world triathlon series edmonton

Hi.

Welcome to the World Triathlon Edmonton blog. A place to share training and nutrition tips and stories about triathlon!

Is your swim training taking a back seat?

Is your swim training taking a back seat?

We asked City of Edmonton Swim Coach Lincoln Flanagan, to help prep athletes get "race ready" for ITU World Triathlon Series Edmonton in July. Here is workout you can take and make your own depending on what distance you are training for. 

Hi athletes! Race Season is here. Who's ready?

Ready or not here it is. As a swim coach I've noticed people start to get anxious, and excited. Spring draws us out for longer rides, and longer runs. Sadly swims may take a back seat. That's ok too. The swim will be what it will be, and it's best you are relaxed going into it.

Here's a workout you can do for a few weeks to help maintain the swim fitness you have, and keep you race ready:

 300-400 swim

100-200 kick, 200-400 pull

 4 x 50, build speed in the 50: take 15 seconds rest after each 50.

3 x 100 on event race pace + 15 seconds 1 min rest

100 swimming: 25 m breathing every 5 strokes, 25 head up crawl, 25 breathing every 7 strokes, 25 head up crawl.

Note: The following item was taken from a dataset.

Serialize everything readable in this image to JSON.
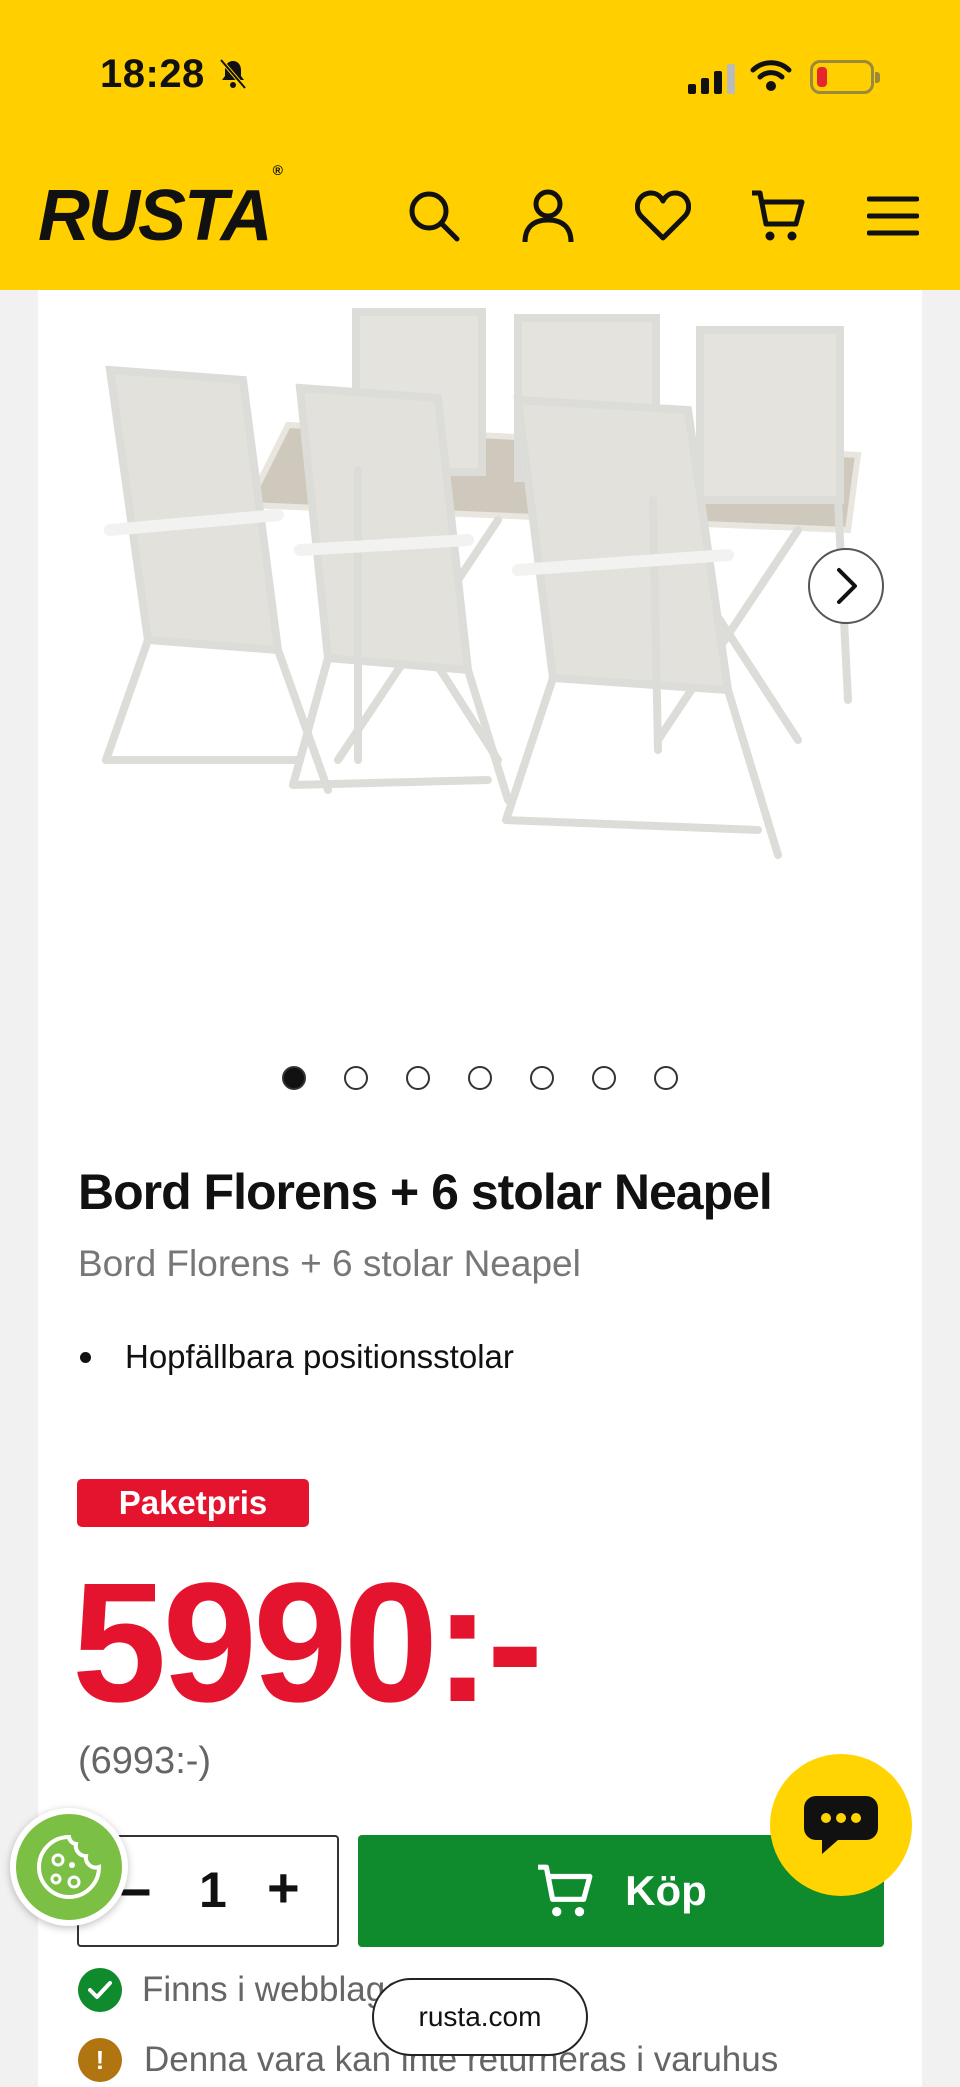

3 x 100 on race pace + 10 seconds 1 min rest

100 swimming: 25 m breathing every 5 strokes, 25 head up crawl, 25 breathing every 7 strokes, 25 head up crawl.

3 x 100 on race pace + 5 seconds 1 min rest

100 swimming: 25 m breathing every 5 strokes, 25 head up crawl, 25 breathing every 7 strokes, 25 head up crawl.

3 x 100 on race pace 1 min rest

100 swimming: 25 m breathing every 5 strokes, 25 head up crawl, 25 breathing every 7 strokes, 25 head up crawl.

100 kick easy Cool down

If you aren't as quick as or don't have enough time for all this distance, make sure you start with the earlier times and drop the last set or two.

The breathing drills will help you get used to changing your breathing pattern while taxed. A wave or the pack may throw your air intake off. The head up crawl in the middle of the set will get the motion used to swimming fatigued allowing for better sighting.

To calculate your race pace: Take your event - Pick your goal time - Convert the total time to seconds by multiplying the minutes by 60, then add the remaining seconds - Divide that total by the distance you are swimming in 100's - Then convert that number back to a time.

Example. Ironman 3800m in 54:45

54 x 60 = 3240

3240 + 45= 3285

3285/38= 86.5

86.5-60= 1 min 26.5 seconds/100

 

 Lincoln Flanagan has been coaching swimming at the community level with the city of Edmonton since 2008. He also works with the Edmonton Triathlon Club, Aerobic Power and teaches private lessons. He was a competitive swimmer for 10 years, competing at the national level and is a Registered Massage Therapist. Feel free to contact him at LincolnFlanaganrmt@gmail.com

Lincoln Flanagan has been coaching swimming at the community level with the city of Edmonton since 2008. He also works with the Edmonton Triathlon Club, Aerobic Power and teaches private lessons. He was a competitive swimmer for 10 years, competing at the national level and is a Registered Massage Therapist. Feel free to contact him at LincolnFlanaganrmt@gmail.com

June Stafford - Age is just a number

June Stafford - Age is just a number